December live-cattle futures picked up 2.8 cents, to $1.33 a pound on the Chicago Mercantile Exchange, a nearly two-month closing high. Cattle futures for February rose 1.2 cents to $1.36 a pound. Feeder-cattle futures for January picked up 3.47 cent to $1.65 a pound.
Strengthening demand for cattle in the cash markets and severe snowstorms in the past week have sent cattle futures off multiyear lows, with prices climbing sharply during last week’s shortened, lighter-volume holiday trading. Profit-taking curbed fresh buying early in the week, but a surge in beef purchases has revived expectations for cattle prices to get a boost from retail demand in the month ahead.
Hog futures also climbed, lifted by buying across the livestock markets. February hog futures rose 0.62 cent to 59.77 cents a pound. April hogs advanced 0.15 cent to 66.02 cents a pound.
U.S corn futures finished lower Wednesday, with pressure coming from outside markets and concerns that cheaper South American grain would begin competing more heavily with U.S. supplies.
Wheat was lower and soybeans were higher.
Corn futures settled lower, weighed down in part by a rise in the dollar that makes U.S. supplies less affordable for foreign buyers.
Also, Argentina’s relaxation of its export restrictions is spurring concerns about more Argentine supplies coming onto the world market and competing with U.S. supplies, pressuring prices.
With world supplies remaining ample overall, analysts expect downward pressure to limit any upward moves in corn prices.
Chicago Board of Trade corn futures for March delivery shed 3 1/2 cents, to $3.59 a bushel.
Wheat futures finished lower after trading higher early in the session on concerns that unfavorable weather in some parts of the world hamper the crop. CBOT March wheat closed down 6 cents, at $4.69 3/4 a bushel.

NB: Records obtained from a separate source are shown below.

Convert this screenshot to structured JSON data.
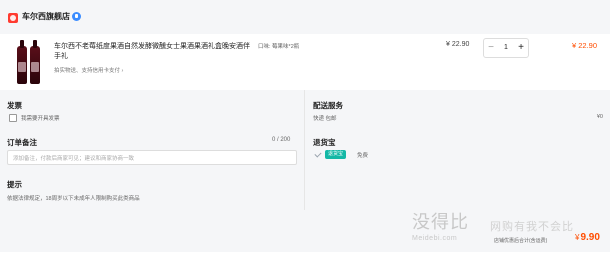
{
  "store": {
    "name": "车尔西旗舰店",
    "icon": "store-icon",
    "badge_icon": "verified-icon",
    "accent": "#ff3b30"
  },
  "product": {
    "title": "车尔西不老莓纸度果酒自然发酵微醺女士果酒果酒礼盒晚安酒伴手礼",
    "sub": "拍实物送、支持信用卡支付 ›",
    "spec": "口味: 莓果味*2瓶",
    "unit_price": "¥ 22.90",
    "quantity": "1",
    "minus_label": "−",
    "plus_label": "+",
    "total": "¥ 22.90"
  },
  "invoice": {
    "title": "发票",
    "option_label": "我需要开具发票"
  },
  "remark": {
    "title": "订单备注",
    "counter": "0 / 200",
    "placeholder": "添加备注，付款后商家可见；建议和商家协商一致"
  },
  "tips": {
    "title": "提示",
    "text": "依据法律规定，18周岁以下未成年人限制购买此类商品"
  },
  "delivery": {
    "title": "配送服务",
    "method": "快递 包邮",
    "price": "¥0"
  },
  "refund": {
    "title": "退货宝",
    "badge": "退货宝",
    "free": "免费"
  },
  "summary": {
    "label": "店铺优惠后合计(含运费)",
    "amount": "9.90",
    "yen": "¥"
  },
  "watermark": {
    "main": "没得比",
    "sub": "Meidebi.com",
    "right": "网购有我不会比"
  }
}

Soybean futures were higher, with CBOT January soybeans up 5 1/2 cents, at $8.75 1/2 a bushel.
Oil and gas stocks are leading another decline in U.S. indexes after energy prices dropped again.
Marathon Oil sank 5 percent Wednesday and Chesapeake Energy, a natural gas producer, lost 4 percent.

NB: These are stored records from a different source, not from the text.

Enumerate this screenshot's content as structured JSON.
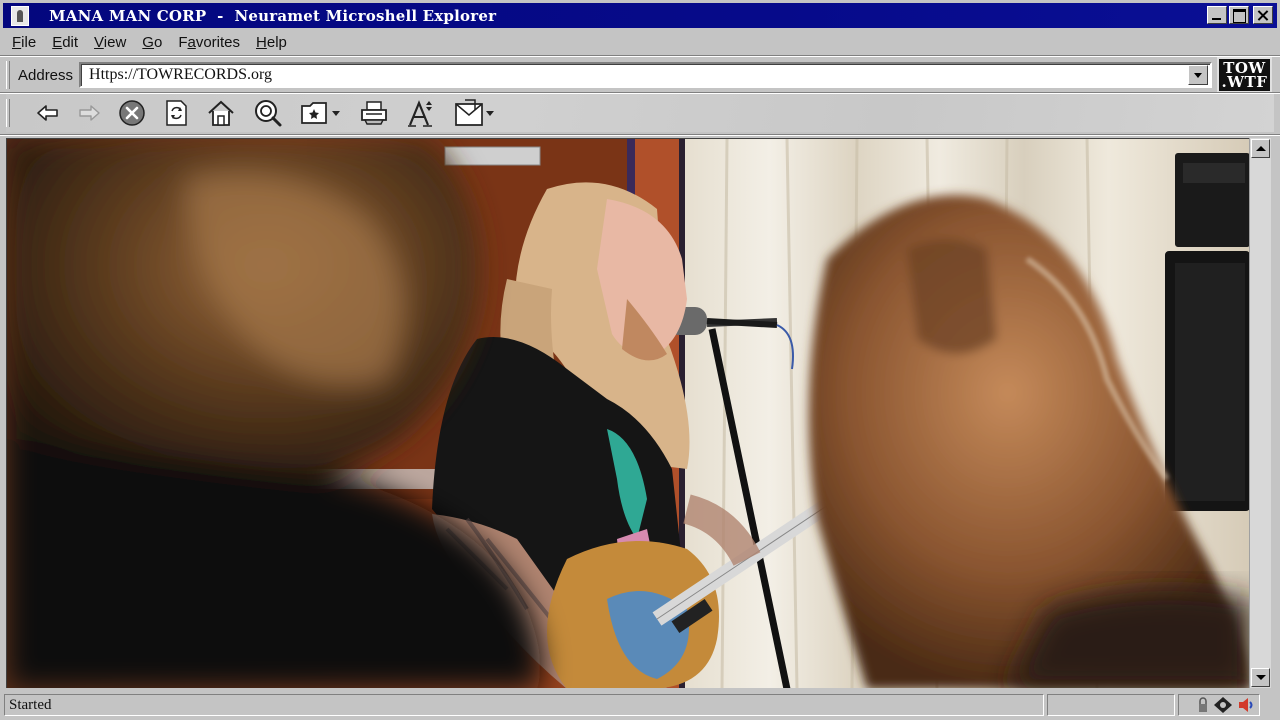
{
  "window": {
    "title": "MANA MAN CORP  -  Neuramet Microshell Explorer"
  },
  "menu": [
    {
      "label_u": "F",
      "label_rest": "ile"
    },
    {
      "label_u": "E",
      "label_rest": "dit"
    },
    {
      "label_u": "V",
      "label_rest": "iew"
    },
    {
      "label_u": "G",
      "label_rest": "o"
    },
    {
      "label_pre": "F",
      "label_u": "a",
      "label_rest": "vorites"
    },
    {
      "label_u": "H",
      "label_rest": "elp"
    }
  ],
  "address": {
    "label": "Address",
    "value": "Https://TOWRECORDS.org"
  },
  "logo": {
    "line1": "TOW",
    "line2": ".WTF"
  },
  "toolbar": {
    "icons": [
      "back-arrow-icon",
      "forward-arrow-icon",
      "stop-icon",
      "refresh-icon",
      "home-icon",
      "search-icon",
      "favorites-folder-icon",
      "print-icon",
      "font-size-icon",
      "mail-icon"
    ]
  },
  "status": {
    "text": "Started"
  },
  "colors": {
    "title_bar": "#04077e",
    "chrome": "#c4c4c4"
  }
}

The Dow Jones industrial average gave up 117 points, or 0.7 percent, to 17,603.
The Standard & Poor’s 500 index fell 15 points, or 0.7 percent, to 2,063. The Nasdaq composite declined 42 points, or 0.8 percent, to 5,065.
The price of oil fell 3 percent to just under $37 a barrel. Oil is down almost 40 percent this year.
Pep Boys dropped 3 percent after Bridgestone said it wouldn’t counter the latest offer for the company from activist investor Carl Icahn.
Bond prices edged higher. The yield on the 10-year Treasury note fell to 2.30 percent.